Material provided:
□ □ □ □ □ □ □
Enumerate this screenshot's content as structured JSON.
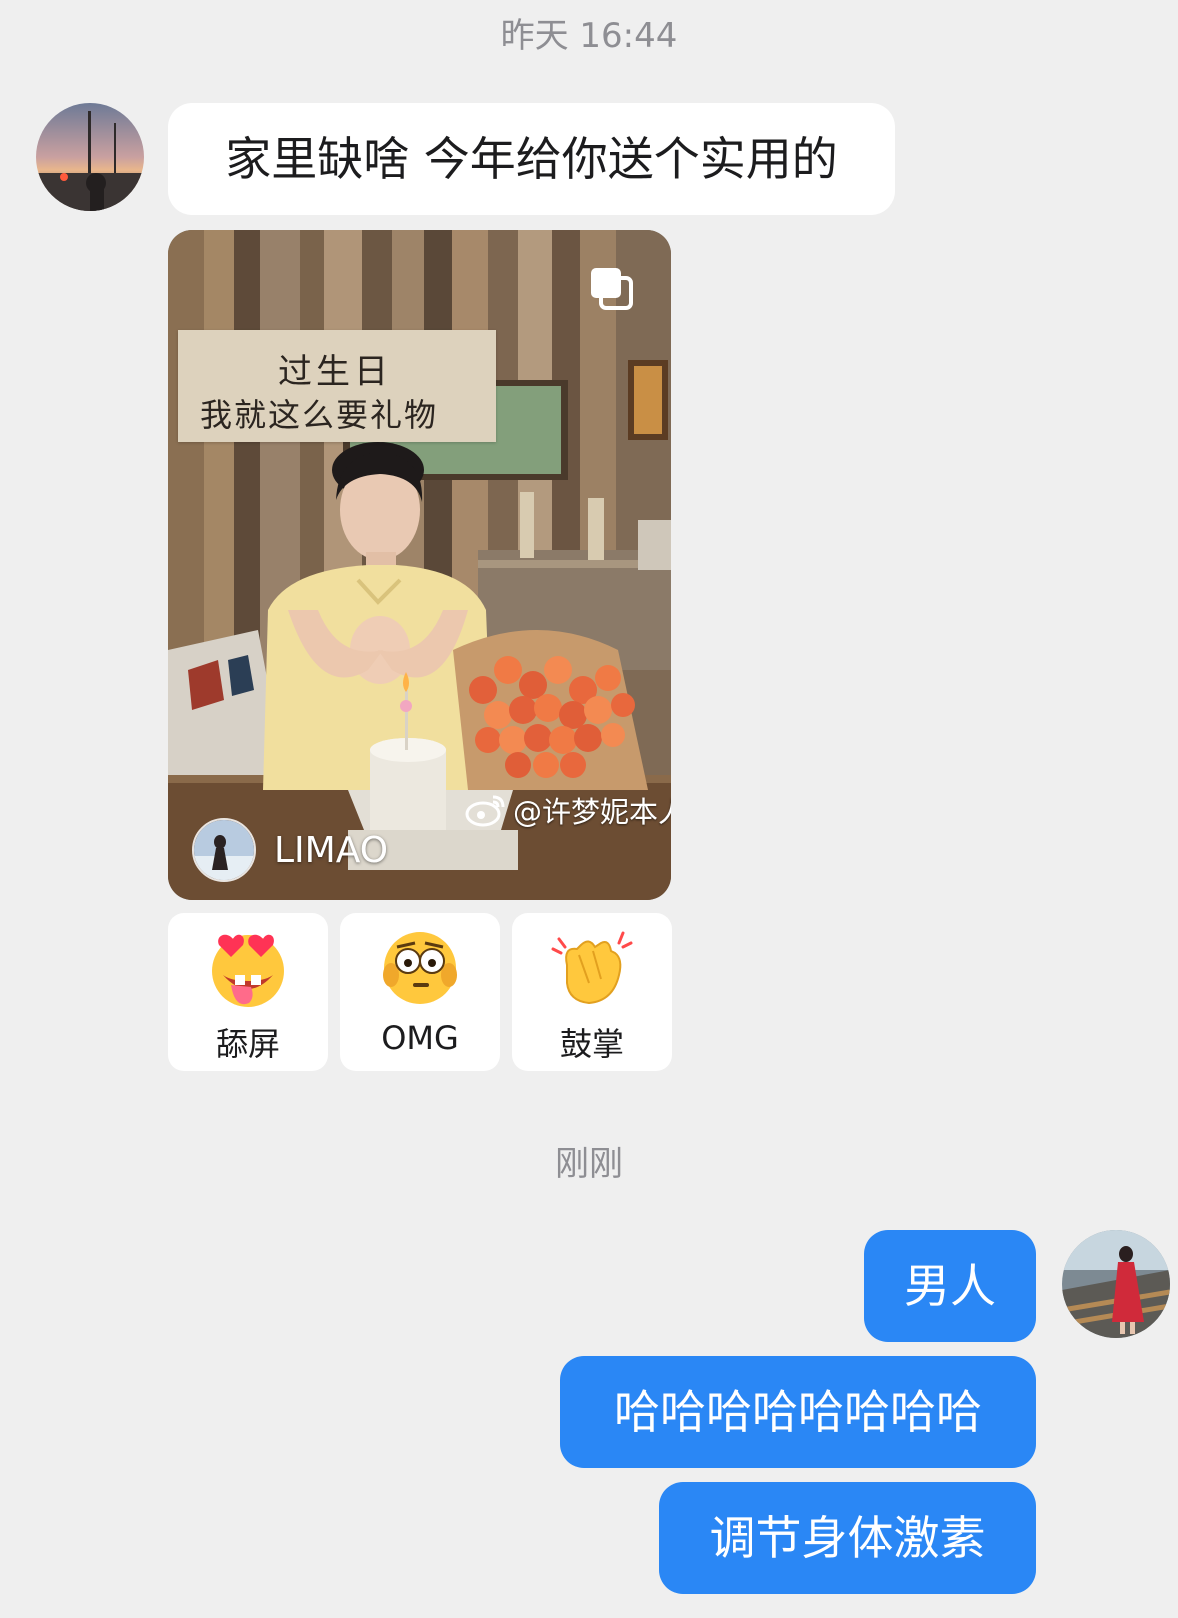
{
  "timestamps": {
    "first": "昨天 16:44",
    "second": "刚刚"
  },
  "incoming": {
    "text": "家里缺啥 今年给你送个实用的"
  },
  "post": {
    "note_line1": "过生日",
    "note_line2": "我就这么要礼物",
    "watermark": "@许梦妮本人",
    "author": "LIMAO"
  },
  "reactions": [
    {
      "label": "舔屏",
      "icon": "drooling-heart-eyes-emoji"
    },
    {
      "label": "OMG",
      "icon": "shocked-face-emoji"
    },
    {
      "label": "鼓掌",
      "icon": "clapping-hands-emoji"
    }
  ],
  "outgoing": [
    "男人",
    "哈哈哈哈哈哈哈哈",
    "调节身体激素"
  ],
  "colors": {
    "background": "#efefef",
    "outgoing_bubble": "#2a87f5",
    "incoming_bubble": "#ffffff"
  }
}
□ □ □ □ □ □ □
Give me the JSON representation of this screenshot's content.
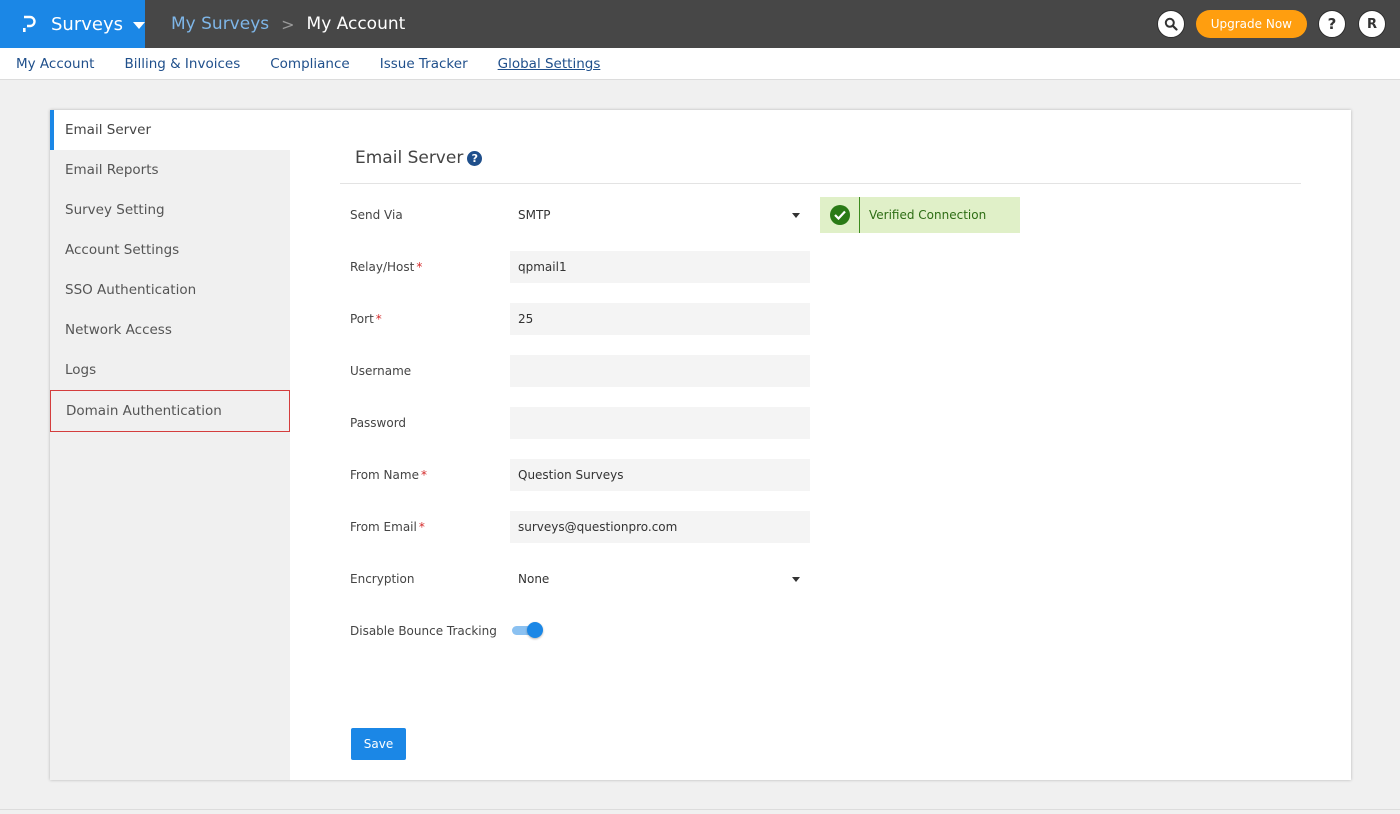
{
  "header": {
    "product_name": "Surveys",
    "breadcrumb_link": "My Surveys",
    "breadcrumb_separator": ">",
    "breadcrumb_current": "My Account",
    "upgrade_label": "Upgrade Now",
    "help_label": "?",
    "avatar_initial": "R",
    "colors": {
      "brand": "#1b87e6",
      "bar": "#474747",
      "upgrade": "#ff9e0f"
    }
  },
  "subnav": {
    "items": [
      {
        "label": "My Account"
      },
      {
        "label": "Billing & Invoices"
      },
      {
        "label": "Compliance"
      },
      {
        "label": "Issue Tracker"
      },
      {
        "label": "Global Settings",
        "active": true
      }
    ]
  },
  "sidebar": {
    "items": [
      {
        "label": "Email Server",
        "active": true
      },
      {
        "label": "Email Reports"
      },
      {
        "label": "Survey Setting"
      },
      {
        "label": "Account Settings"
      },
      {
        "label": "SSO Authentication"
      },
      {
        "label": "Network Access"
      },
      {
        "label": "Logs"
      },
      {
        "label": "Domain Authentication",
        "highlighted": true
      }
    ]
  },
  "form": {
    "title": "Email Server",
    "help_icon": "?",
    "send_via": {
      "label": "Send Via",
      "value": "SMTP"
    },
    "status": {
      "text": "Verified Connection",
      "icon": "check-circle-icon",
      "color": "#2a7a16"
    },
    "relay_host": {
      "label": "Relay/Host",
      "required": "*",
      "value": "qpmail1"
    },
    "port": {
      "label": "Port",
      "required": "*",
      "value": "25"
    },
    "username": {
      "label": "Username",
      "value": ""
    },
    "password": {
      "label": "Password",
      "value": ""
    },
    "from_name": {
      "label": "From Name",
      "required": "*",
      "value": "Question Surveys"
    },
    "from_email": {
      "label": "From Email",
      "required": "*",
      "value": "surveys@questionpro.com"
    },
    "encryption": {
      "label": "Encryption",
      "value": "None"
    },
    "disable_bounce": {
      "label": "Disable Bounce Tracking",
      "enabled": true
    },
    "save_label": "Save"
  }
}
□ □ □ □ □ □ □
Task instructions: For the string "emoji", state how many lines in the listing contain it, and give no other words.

Problem solution: 3